Ann Curthoys' diaries

Ann Curthoys' diaries have become an essential piece of historical material that tells the story of the 1965 Freedom Ride. Members of the Student Action for Aborigines organisation also produced many useful items that provide insight into this watershed moment in Australian history.

Aboriginal and Torres Strait Islander people should be aware that the Freedom Ride documents include names and images of deceased persons in photographs and in print.

Page #36

While tea was being cooked there was another round of publicity, photograph taking etc. - us throwing boomerangs, us posing in front of the bus and so on and so on and so on.

We left for Taree at about 8.00 p.m., arriving there fairly late. As it was the last night quite a few of us were celebrating and getting merry. When we arrived at the Taree showground, which smelt awful, there were 2 huts. The drinkers went in one hut and the sleepers in the other. I was a sleeper, being absolutely exhausted.

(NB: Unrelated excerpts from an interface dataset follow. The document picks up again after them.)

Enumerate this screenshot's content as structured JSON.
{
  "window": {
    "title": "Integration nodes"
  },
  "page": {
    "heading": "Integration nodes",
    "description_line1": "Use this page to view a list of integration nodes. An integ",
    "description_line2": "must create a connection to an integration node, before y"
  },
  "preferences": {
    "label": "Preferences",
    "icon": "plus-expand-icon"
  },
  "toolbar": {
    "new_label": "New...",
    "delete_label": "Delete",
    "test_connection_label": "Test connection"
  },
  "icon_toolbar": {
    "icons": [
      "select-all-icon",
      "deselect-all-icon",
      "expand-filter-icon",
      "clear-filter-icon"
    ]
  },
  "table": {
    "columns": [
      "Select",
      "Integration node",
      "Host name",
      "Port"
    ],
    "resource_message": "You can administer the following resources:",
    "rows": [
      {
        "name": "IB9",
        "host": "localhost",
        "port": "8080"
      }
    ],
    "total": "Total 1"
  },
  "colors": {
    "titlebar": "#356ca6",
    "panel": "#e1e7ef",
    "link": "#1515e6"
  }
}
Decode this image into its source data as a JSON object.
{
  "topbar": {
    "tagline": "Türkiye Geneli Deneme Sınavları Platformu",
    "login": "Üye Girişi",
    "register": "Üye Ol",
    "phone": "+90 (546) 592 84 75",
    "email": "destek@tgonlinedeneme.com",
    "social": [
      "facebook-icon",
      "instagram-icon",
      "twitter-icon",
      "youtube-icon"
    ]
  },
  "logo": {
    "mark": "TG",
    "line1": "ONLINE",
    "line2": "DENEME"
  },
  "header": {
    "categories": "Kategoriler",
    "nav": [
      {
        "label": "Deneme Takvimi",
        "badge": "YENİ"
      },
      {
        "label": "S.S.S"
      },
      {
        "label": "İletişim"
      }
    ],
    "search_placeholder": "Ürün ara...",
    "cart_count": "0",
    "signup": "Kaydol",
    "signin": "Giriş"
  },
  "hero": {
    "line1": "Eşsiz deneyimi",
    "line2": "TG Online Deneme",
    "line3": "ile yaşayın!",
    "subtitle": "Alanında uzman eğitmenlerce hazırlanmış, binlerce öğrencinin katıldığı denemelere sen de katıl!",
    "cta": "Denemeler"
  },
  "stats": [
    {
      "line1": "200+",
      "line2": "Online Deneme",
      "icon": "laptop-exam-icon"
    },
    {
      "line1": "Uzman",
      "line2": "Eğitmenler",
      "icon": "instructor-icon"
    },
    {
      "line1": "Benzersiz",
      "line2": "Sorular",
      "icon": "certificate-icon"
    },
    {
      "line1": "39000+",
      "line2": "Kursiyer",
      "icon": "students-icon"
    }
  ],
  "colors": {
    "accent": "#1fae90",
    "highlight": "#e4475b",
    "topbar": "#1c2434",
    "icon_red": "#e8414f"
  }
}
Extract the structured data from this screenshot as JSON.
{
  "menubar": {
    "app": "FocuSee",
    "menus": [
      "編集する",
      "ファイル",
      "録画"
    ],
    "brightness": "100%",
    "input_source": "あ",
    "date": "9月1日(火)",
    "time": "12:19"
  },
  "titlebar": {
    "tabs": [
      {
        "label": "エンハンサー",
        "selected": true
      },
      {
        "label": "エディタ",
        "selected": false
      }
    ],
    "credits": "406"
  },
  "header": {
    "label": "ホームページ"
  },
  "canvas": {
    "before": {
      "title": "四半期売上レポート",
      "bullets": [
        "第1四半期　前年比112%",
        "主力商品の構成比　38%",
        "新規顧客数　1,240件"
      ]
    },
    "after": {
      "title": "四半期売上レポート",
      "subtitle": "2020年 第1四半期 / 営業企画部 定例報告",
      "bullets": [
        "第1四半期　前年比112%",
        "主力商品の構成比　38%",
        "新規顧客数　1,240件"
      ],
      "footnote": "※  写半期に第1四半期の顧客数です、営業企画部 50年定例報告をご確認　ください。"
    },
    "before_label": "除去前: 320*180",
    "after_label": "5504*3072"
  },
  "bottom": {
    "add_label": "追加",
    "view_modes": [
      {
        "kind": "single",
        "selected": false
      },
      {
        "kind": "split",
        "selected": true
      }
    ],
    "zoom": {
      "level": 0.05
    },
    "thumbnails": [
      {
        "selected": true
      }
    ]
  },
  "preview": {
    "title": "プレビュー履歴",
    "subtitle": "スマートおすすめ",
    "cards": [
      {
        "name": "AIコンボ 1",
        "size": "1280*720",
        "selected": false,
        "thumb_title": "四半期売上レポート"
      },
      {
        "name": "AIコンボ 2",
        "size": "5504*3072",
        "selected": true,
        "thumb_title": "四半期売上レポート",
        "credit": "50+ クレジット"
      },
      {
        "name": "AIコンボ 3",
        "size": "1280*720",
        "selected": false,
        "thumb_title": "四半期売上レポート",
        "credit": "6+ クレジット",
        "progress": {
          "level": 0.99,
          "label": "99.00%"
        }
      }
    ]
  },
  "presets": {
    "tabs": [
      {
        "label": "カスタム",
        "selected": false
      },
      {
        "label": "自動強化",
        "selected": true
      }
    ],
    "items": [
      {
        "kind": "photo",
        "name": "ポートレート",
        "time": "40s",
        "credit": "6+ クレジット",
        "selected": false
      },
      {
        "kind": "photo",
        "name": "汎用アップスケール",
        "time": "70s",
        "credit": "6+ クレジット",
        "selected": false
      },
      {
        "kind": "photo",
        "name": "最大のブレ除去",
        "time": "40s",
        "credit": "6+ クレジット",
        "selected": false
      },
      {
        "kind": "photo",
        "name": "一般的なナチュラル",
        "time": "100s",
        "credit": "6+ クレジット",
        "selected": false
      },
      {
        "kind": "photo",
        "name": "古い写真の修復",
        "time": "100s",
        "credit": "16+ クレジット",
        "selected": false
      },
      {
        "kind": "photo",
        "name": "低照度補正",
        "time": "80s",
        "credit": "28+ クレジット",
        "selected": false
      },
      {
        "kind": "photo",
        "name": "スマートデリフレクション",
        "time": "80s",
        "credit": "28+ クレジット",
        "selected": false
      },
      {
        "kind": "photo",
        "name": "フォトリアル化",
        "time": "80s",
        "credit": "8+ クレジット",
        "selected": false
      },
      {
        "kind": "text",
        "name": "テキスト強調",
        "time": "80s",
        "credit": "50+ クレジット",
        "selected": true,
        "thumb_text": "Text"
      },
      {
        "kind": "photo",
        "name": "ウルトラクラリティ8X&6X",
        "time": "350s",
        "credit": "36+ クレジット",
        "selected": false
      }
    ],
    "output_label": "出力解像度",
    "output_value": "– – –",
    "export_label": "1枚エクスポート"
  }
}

Taree Friday

Woke early. Had breakfast, which was horrible curried baked beans. At about 8.30 am we got going. We stopped at the Purfleet reserve for half an hour, talking to the people there. But we had to be off, and so we pushed on to Newcastle, getting there in time for lunch. Rang Dad up and he came out and we had a bit of a talk. Apparently we could have got a big welcome at the...

Page #37

Workers Club if they could have found out about us. After lunch and a swim we went on to Sydney. We had a rule about no drinking, so that we wouldn't turn up to the press conference drunk and smelly. We got all tense etc near the end, because of the press conference. Had tea at Hornsby and then drove on to Uni. When we arrived there was Ted Noffs, a few pressmen, some parents etc. and that's about all. No aborigines or other supporters. We found out later that Noffs had deliberately not told anyone where and when we were arriving. After that some of us went to John Powell's place for a wind up party. About 10.30 pm I left and went home, thoroughly exhausted. Tired but happy, as the primary school compositions go.

Page #38

Summary of Wellington

Got seven interviews on the settlement just outside the reserve, and two in the town. General picture of scarcity of jobs. Mainly garden work, which is very seasonal. Average of three months for year out of work. Some working on a dam nearby. Some did shearing jobs. Did not encounter or hear of any women with jobs at all. Did not seem to know much about social services etc.

Page #1

12.30 Depart University 
6.00 Arrive Orange 
8.00 Breakfast – Orange Presbyterian Fellowship, TV interview 
9.30 Leave Orange 
12.30 Arrive Wellington

Went to settlement outside reserve. Police warned us not to go into reserve. Interviewed about ten tin shacks of people. Most of us found the questionnaires unsuitable. Houses of tin, mud floors, very overcrowded, kids had eye diseases, had to cart water (very unhealthy) from river. People fairly easy to talk to, kids quite friendly. General picture of extreme poverty but not a great deal of social discrimination.

Lunch 1.30. Apparently Jim S and a few others came across some discrimination in a pub. An aboriginal was allowed in only because he was with us. The publican said he only prevented aborigines from coming in "if they were disorderly". Charlie went in and there was some discussion between the barmaid and the publican before they served him. Some aborigines told us they had been kicked out of this pub, the "Courthouse".